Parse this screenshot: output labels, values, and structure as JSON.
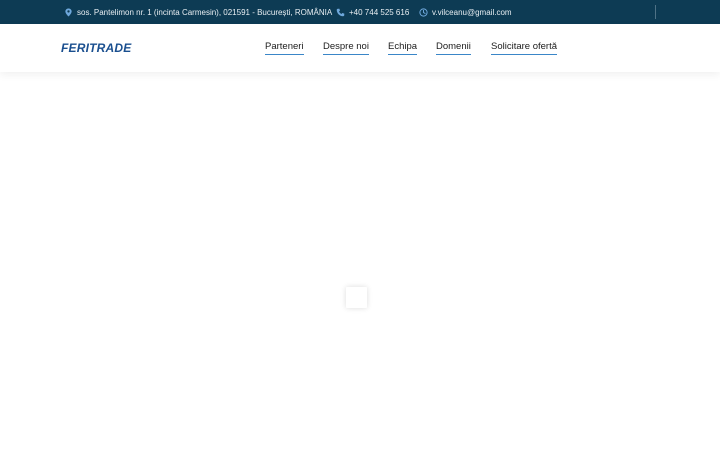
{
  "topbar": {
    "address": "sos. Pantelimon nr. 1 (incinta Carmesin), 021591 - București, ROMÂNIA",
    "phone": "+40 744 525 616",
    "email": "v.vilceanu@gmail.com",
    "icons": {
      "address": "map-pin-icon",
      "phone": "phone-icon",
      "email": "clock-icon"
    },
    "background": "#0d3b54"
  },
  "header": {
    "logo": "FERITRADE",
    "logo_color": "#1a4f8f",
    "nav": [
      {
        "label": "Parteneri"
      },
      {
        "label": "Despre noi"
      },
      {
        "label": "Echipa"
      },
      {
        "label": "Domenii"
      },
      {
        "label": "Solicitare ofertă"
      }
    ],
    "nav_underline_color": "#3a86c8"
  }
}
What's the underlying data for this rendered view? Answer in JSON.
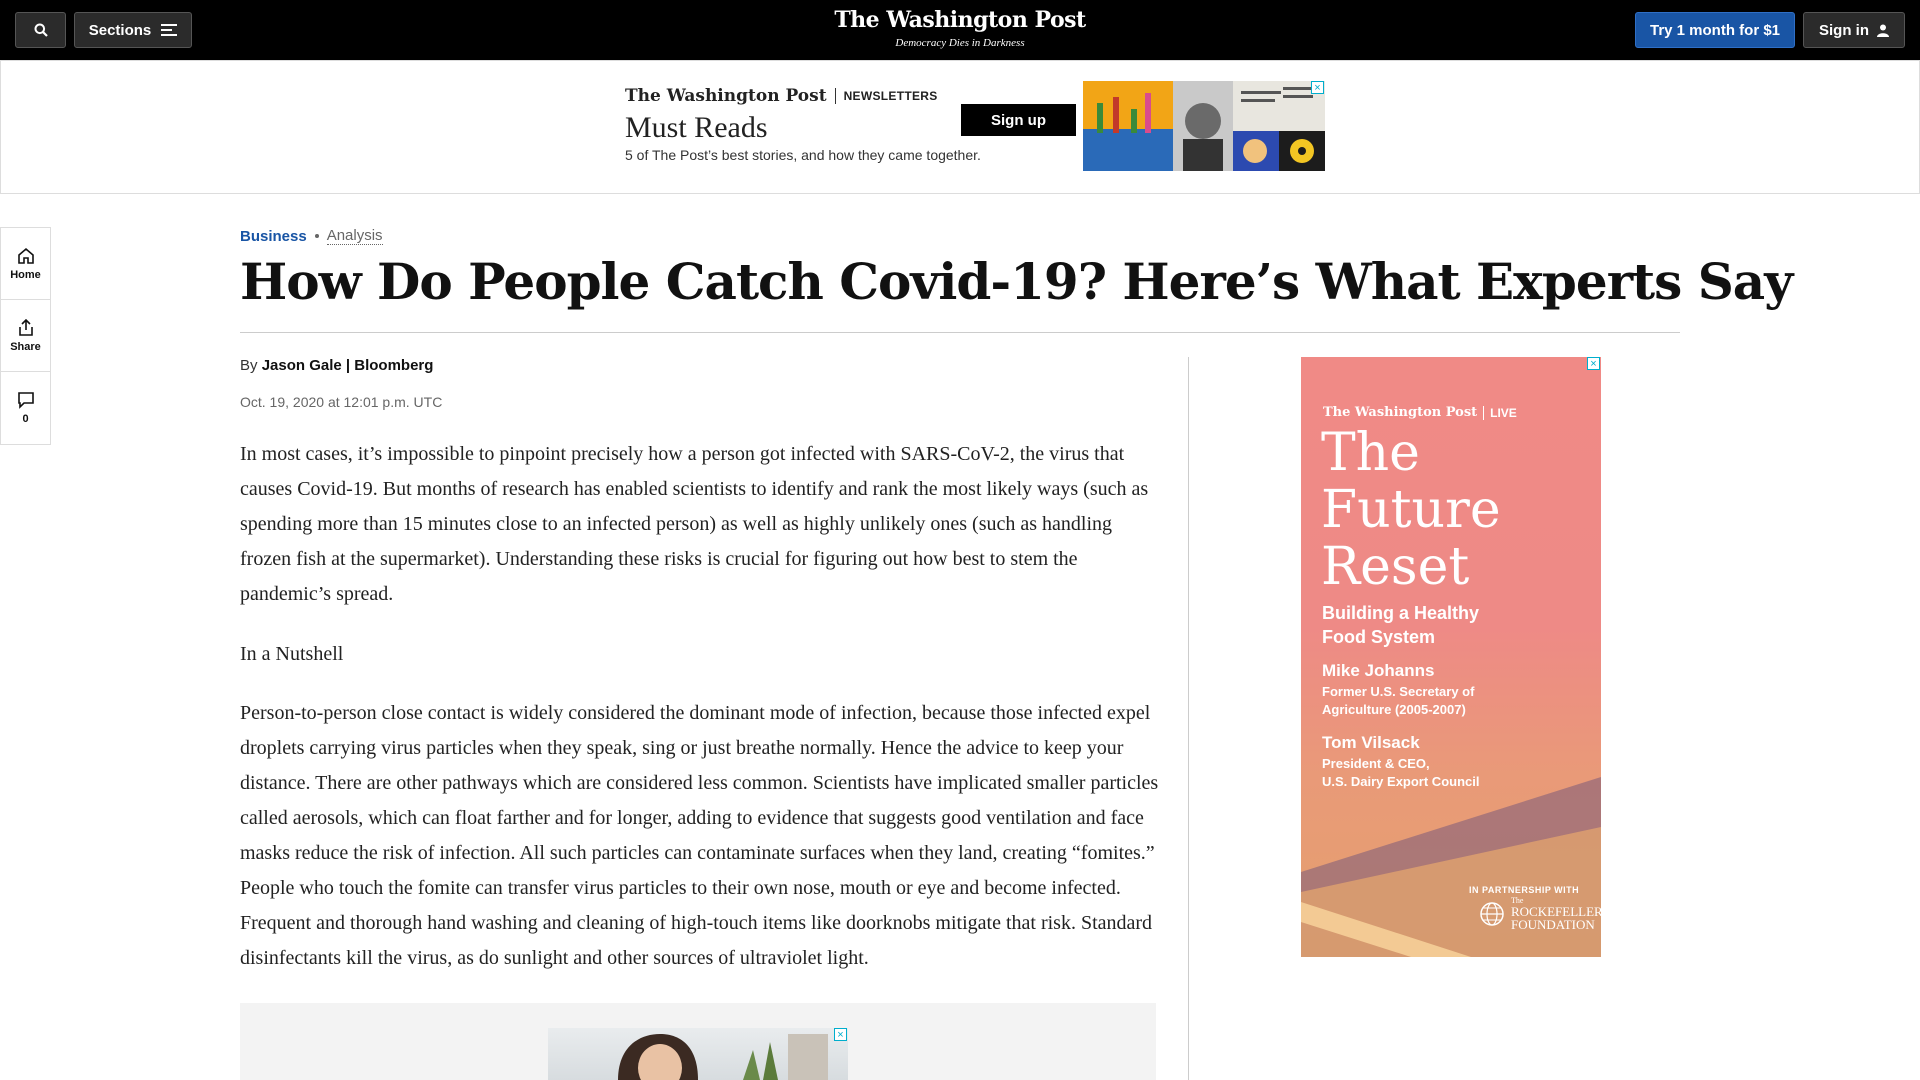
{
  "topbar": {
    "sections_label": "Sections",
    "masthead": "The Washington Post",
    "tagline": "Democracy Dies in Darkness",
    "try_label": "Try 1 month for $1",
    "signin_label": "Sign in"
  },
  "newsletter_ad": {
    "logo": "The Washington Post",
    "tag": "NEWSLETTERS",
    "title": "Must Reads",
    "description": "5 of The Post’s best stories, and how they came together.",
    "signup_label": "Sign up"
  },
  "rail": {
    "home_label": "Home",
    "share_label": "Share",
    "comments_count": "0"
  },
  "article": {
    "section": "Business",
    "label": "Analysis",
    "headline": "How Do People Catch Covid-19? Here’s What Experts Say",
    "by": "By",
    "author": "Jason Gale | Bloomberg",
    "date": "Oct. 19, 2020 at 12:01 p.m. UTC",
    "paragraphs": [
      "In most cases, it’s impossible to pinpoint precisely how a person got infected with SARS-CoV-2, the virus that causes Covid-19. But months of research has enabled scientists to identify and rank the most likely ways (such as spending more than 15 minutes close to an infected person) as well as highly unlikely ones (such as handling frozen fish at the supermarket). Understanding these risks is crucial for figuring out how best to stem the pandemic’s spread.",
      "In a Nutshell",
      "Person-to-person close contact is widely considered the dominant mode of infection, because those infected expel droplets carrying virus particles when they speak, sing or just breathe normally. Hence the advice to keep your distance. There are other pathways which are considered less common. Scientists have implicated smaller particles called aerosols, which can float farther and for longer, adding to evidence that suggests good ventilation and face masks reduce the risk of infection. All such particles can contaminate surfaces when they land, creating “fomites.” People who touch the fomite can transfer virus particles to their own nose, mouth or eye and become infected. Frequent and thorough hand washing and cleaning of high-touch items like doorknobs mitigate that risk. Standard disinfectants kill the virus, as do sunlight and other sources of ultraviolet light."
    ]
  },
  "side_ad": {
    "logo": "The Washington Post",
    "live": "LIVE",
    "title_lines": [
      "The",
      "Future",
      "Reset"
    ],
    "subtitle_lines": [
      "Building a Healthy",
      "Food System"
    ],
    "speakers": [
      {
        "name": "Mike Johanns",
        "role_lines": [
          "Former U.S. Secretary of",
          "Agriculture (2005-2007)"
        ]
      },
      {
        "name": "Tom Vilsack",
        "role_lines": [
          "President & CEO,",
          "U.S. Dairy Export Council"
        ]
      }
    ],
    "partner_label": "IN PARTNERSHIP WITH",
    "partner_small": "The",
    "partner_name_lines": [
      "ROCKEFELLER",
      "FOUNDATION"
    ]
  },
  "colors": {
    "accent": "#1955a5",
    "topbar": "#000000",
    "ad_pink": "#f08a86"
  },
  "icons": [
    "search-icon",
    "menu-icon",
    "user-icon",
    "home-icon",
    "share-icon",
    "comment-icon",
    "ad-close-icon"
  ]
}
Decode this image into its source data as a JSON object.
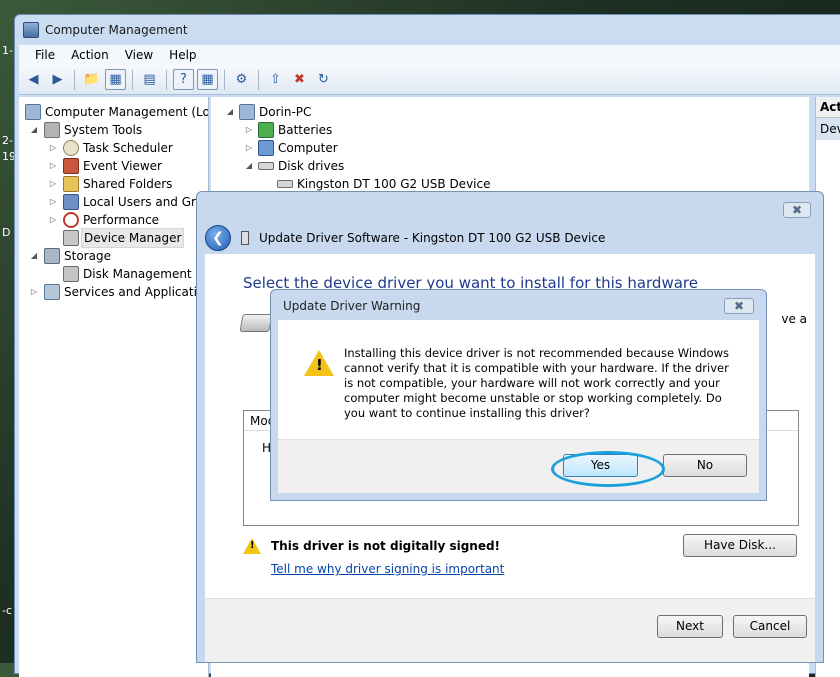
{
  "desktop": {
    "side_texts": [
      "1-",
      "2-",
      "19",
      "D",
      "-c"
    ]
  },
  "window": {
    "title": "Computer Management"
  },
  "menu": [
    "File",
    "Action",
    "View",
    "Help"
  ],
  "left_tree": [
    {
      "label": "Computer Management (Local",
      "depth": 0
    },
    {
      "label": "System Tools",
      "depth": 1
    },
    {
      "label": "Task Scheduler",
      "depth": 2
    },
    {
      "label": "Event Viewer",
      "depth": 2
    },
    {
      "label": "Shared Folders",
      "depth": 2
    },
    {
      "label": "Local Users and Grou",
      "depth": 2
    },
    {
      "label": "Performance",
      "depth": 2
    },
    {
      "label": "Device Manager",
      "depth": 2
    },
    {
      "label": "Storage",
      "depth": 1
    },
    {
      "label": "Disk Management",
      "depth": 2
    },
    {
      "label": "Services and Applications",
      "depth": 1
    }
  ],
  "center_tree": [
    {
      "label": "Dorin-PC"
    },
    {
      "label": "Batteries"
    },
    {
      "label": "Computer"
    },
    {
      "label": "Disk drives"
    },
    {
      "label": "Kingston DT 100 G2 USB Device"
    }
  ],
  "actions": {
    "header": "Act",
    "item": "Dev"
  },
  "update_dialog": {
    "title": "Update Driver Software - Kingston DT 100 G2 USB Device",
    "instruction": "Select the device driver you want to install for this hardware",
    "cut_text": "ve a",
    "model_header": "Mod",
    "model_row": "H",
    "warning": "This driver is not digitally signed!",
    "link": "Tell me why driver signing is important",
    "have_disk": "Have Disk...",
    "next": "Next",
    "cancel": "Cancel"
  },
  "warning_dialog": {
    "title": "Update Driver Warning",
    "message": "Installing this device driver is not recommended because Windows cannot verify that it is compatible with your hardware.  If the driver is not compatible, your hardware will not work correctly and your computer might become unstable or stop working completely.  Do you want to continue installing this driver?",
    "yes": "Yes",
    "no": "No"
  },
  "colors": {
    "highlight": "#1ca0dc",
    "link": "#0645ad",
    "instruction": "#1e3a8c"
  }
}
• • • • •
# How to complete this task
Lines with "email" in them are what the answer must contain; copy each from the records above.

# Response for this exercise
    "email": "v.vilceanu@gmail.com",
      "email": "clock-icon"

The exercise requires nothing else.